The agency warned that political instability still plagues the minority administration, although it acknowledges there has been some improvement since the beginning of 2004.
While it is assumed that pressure to increase spending in the run-up to the 2006 elections will continue, strong GDP growth and robust revenues will give the government some room to manoeuvre.
Slovak financial analysts agree that the recent ratings upgrade reflects payoff from implemented structural reforms, which made the Slovak business environment one of the most attractive in the region.
Senior Analyst Zdenko Štefanides with the Všeobecná úverová banka (VÚB) believes that an improved business climate boosts not only foreign direct investment but also local entrepreneurship and thus lays the foundation for strong and sustainable economic growth.
"Besides, unlike its regional neighbours, Slovakia has made bold steps in fiscal reform, steps that should help bring the public finance deficit to the Maastricht ceiling in 2006, and thus allow the country to adopt the euro in 2009," he told The Slovak Spectator.
Bank analysts are watching the Slovak currency to see what impact the new ratings will have and whether it is a clear signal for the Slovak crown to firm.
"Higher ratings themselves do not produce a stronger crown. Rather, it is the improved fundamentals themselves that have a lasting impact," Štefanides said.
The analyst explained that Slovakia's reforms and gains in technology associated with foreign direct investment have put Slovakia on a trajectory to outpace its major trading partners in productivity gains, especially those within the Eurozone.
"Productivity outperformance calls for real exchange rate appreciation of the koruna in the longer term," Štefanides said.
However, analysts expect the National Bank of Slovakia (NBS) to respond directly to outperformance by reducing key interest rates in case the crown starts growing too strong.
NBS spokesman Igor Barát told the news wire TASR that the central bank sees no reason at the moment to comment on the crown's development.
"On September 24, the Bank Board will be assessing the current interest rates," Barát noted. He added that NBS considers the Fitch Ratings upgrade as "good news" and an appropriate response to the most recent trends in the economy.

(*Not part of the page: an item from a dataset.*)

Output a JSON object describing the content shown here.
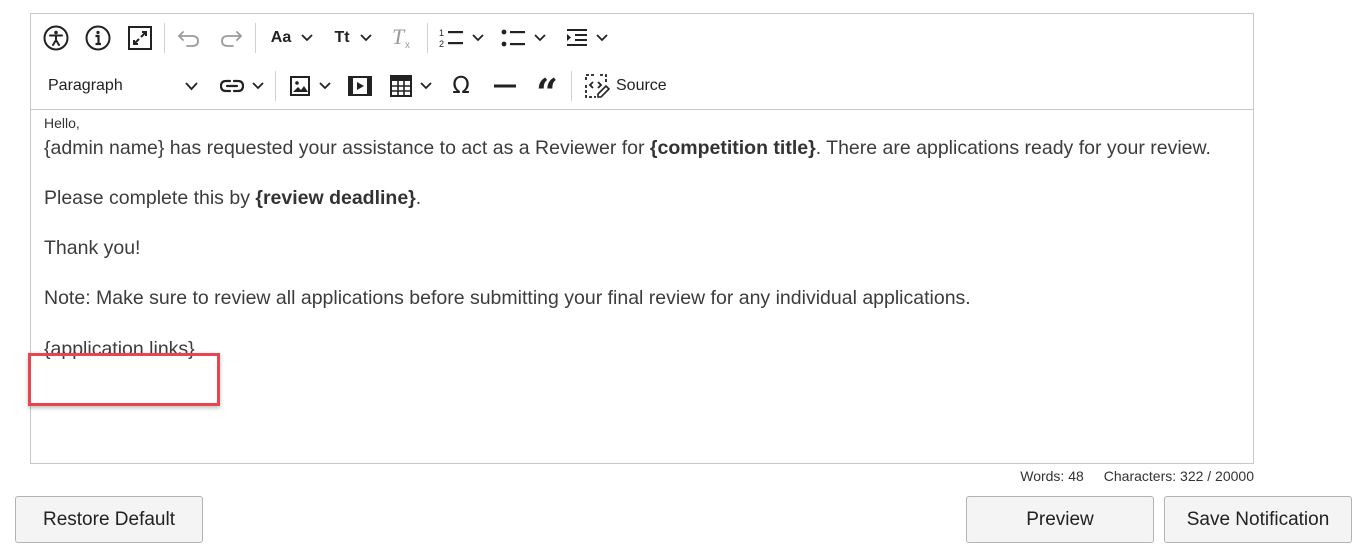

According to Silvia Čechovičová, macroeconomic analyst with the ČSOB bank, the higher rating, previously expected due to the reforms, has already informed the current rate.
"In the long term, it is possible that the ratings improvement will further increase Slovakia's appeal to foreign investors, which will then impact the inflow of foreign investments and further strengthen the crown," Čechovičová told The Spectator.
Kai Stukenbrock told Reuters that the new EU member's fiscal and growth outlook was positive, and that risks associated with tax reform, one of the factors constraining its ratings, had not materialised.
In March, Standard and Poor's changed Slovakia's foreign currency rating, raising it from BBB. Its local currency rating now stands at A- with a stable outlook.
S&P is presently keeping Slovakia's foreign currency rating unchanged, but an upgrade is possible if positive economic development continues, an S&P analyst at the rating agency told Reuters news wire on September 22.
In late May, the International Monetary Fund praised Slovakia's reforms and economic performance. Although the general Slovak public appears reform-weary and polls rarely reflect the enthusiasm of international institutions, Slovakia remains attractive to foreign direct investment.
In early September, in its analysis "Doing Business in 2005," which evaluates laws and reforms of 145 countries, the World Bank concluded that Slovakia's ambitious reforms in the tax system, labour market and social system ranked Slovakia highest among twenty leading world economies in creating the most beneficial conditions for doing business.
27. Sep 2004 at 0:00 | Beata Balogová